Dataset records
━━━━━━━━━━

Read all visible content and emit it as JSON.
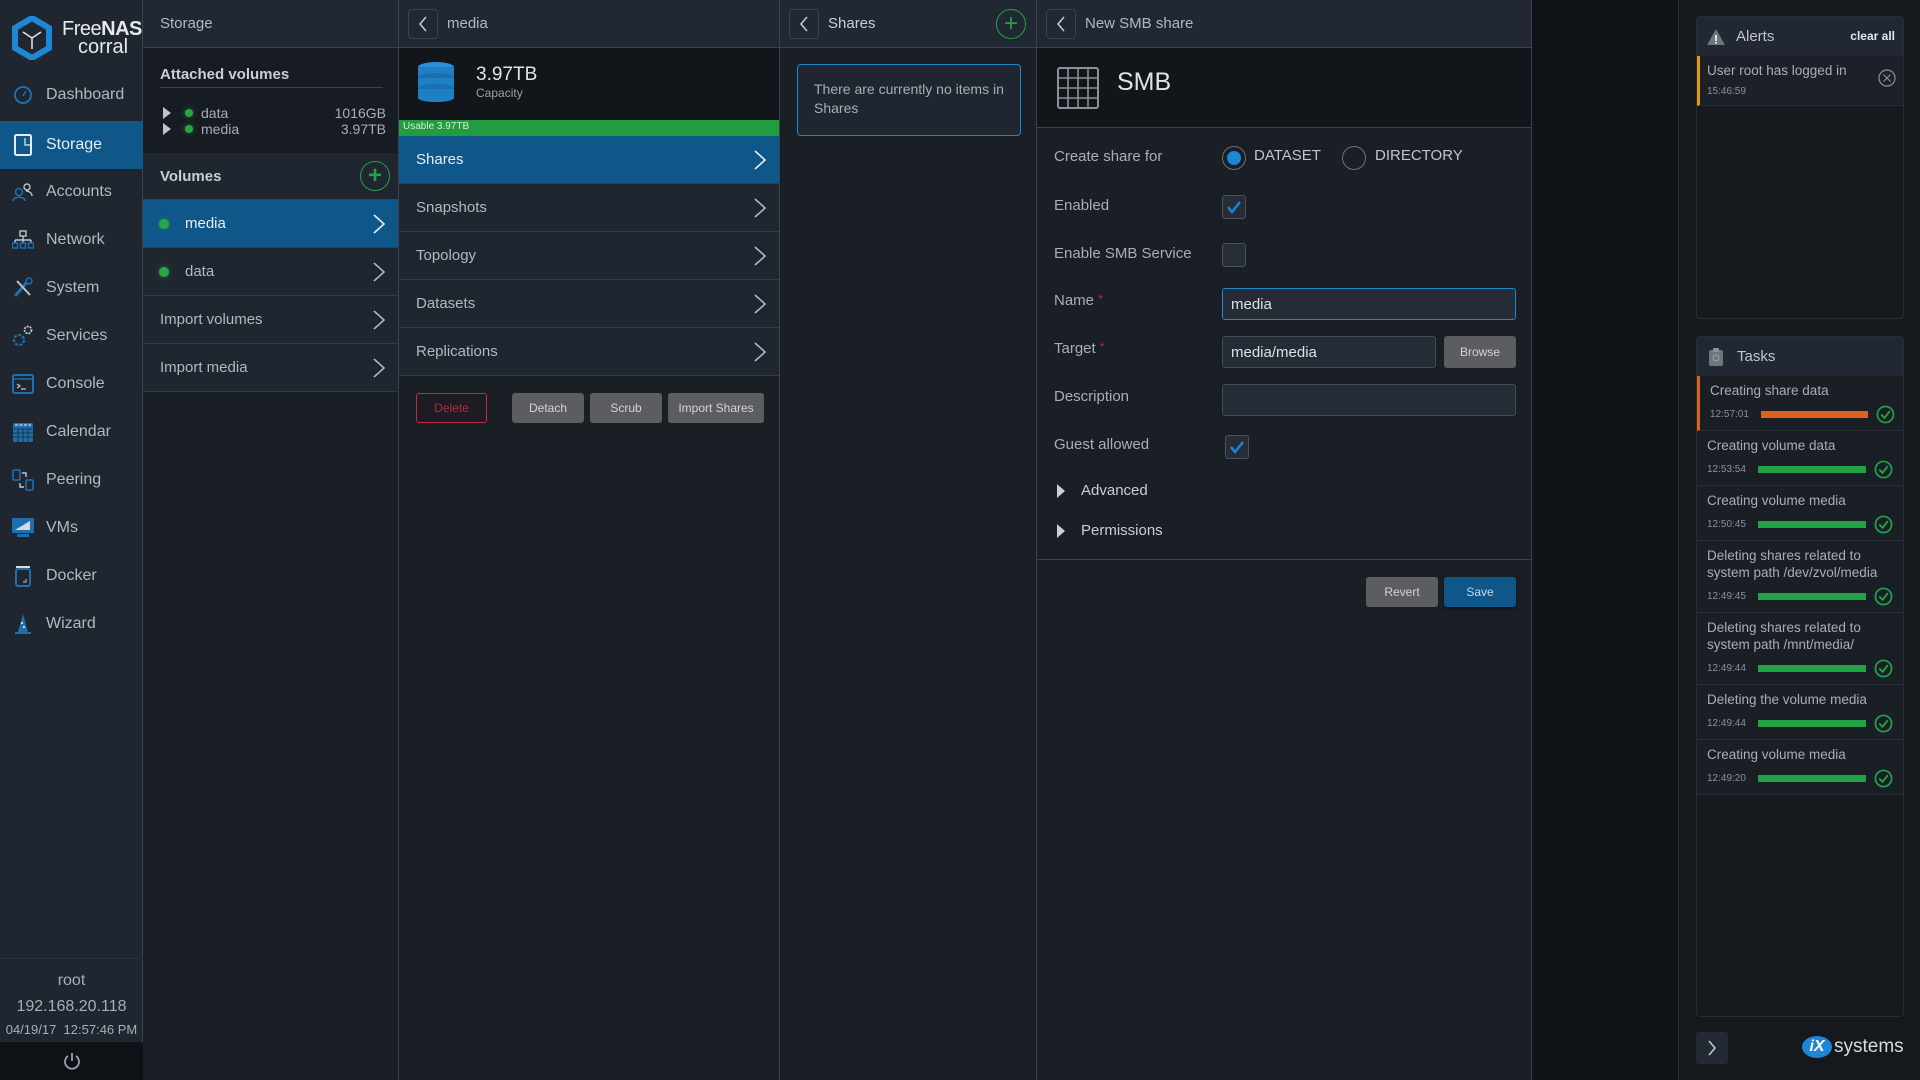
{
  "brand": {
    "name_light": "Free",
    "name_bold": "NAS",
    "sub": "corral"
  },
  "sidebar": {
    "items": [
      {
        "label": "Dashboard",
        "icon": "dashboard-icon",
        "active": false
      },
      {
        "label": "Storage",
        "icon": "storage-icon",
        "active": true
      },
      {
        "label": "Accounts",
        "icon": "accounts-icon",
        "active": false
      },
      {
        "label": "Network",
        "icon": "network-icon",
        "active": false
      },
      {
        "label": "System",
        "icon": "system-icon",
        "active": false
      },
      {
        "label": "Services",
        "icon": "services-icon",
        "active": false
      },
      {
        "label": "Console",
        "icon": "console-icon",
        "active": false
      },
      {
        "label": "Calendar",
        "icon": "calendar-icon",
        "active": false
      },
      {
        "label": "Peering",
        "icon": "peering-icon",
        "active": false
      },
      {
        "label": "VMs",
        "icon": "vms-icon",
        "active": false
      },
      {
        "label": "Docker",
        "icon": "docker-icon",
        "active": false
      },
      {
        "label": "Wizard",
        "icon": "wizard-icon",
        "active": false
      }
    ],
    "user": "root",
    "ip": "192.168.20.118",
    "datetime": "04/19/17  12:57:46 PM",
    "power_icon": "power-icon"
  },
  "storage": {
    "title": "Storage",
    "attached_title": "Attached volumes",
    "attached": [
      {
        "name": "data",
        "size": "1016GB"
      },
      {
        "name": "media",
        "size": "3.97TB"
      }
    ],
    "volumes_title": "Volumes",
    "volumes": [
      {
        "name": "media",
        "active": true
      },
      {
        "name": "data",
        "active": false
      }
    ],
    "import_volumes": "Import volumes",
    "import_media": "Import media"
  },
  "media": {
    "title": "media",
    "capacity_value": "3.97TB",
    "capacity_label": "Capacity",
    "usable_label": "Usable 3.97TB",
    "usable_fraction": 1.0,
    "menu": [
      {
        "label": "Shares",
        "active": true
      },
      {
        "label": "Snapshots",
        "active": false
      },
      {
        "label": "Topology",
        "active": false
      },
      {
        "label": "Datasets",
        "active": false
      },
      {
        "label": "Replications",
        "active": false
      }
    ],
    "buttons": {
      "delete": "Delete",
      "detach": "Detach",
      "scrub": "Scrub",
      "import_shares": "Import Shares"
    }
  },
  "shares": {
    "title": "Shares",
    "empty_message": "There are currently no items in Shares"
  },
  "smb": {
    "header": "New SMB share",
    "title": "SMB",
    "create_share_for_label": "Create share for",
    "radio_options": [
      {
        "label": "DATASET",
        "selected": true
      },
      {
        "label": "DIRECTORY",
        "selected": false
      }
    ],
    "enabled_label": "Enabled",
    "enabled": true,
    "enable_service_label": "Enable SMB Service",
    "enable_service": false,
    "name_label": "Name",
    "name_value": "media",
    "target_label": "Target",
    "target_value": "media/media",
    "browse_label": "Browse",
    "description_label": "Description",
    "description_value": "",
    "guest_label": "Guest allowed",
    "guest": true,
    "required_mark": "*",
    "advanced_label": "Advanced",
    "permissions_label": "Permissions",
    "revert_label": "Revert",
    "save_label": "Save"
  },
  "alerts": {
    "title": "Alerts",
    "clear_all": "clear all",
    "items": [
      {
        "message": "User root has logged in",
        "time": "15:46:59"
      }
    ]
  },
  "tasks": {
    "title": "Tasks",
    "items": [
      {
        "title": "Creating share data",
        "time": "12:57:01",
        "progress": 1.0,
        "color": "#e06020",
        "active": true
      },
      {
        "title": "Creating volume data",
        "time": "12:53:54",
        "progress": 1.0,
        "color": "#22a245",
        "active": false
      },
      {
        "title": "Creating volume media",
        "time": "12:50:45",
        "progress": 1.0,
        "color": "#22a245",
        "active": false
      },
      {
        "title": "Deleting shares related to system path /dev/zvol/media",
        "time": "12:49:45",
        "progress": 1.0,
        "color": "#22a245",
        "active": false
      },
      {
        "title": "Deleting shares related to system path /mnt/media/",
        "time": "12:49:44",
        "progress": 1.0,
        "color": "#22a245",
        "active": false
      },
      {
        "title": "Deleting the volume media",
        "time": "12:49:44",
        "progress": 1.0,
        "color": "#22a245",
        "active": false
      },
      {
        "title": "Creating volume media",
        "time": "12:49:20",
        "progress": 1.0,
        "color": "#22a245",
        "active": false
      }
    ]
  },
  "footer": {
    "vendor": "systems",
    "vendor_prefix": "iX"
  },
  "colors": {
    "accent": "#0f5689",
    "success": "#22a245",
    "warning": "#e09a12",
    "danger": "#c02d45",
    "task_active": "#e06020",
    "focus": "#1e86d0"
  }
}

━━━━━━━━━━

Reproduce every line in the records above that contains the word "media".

        "name": "media",
        "name": "media",
    "import_media": "Import media"
  "media": {
    "title": "media",
    "name_value": "media",
    "target_value": "media/media",
        "title": "Creating volume media",
        "title": "Deleting shares related to system path /dev/zvol/media",
        "title": "Deleting shares related to system path /mnt/media/",
        "title": "Deleting the volume media",
        "title": "Creating volume media",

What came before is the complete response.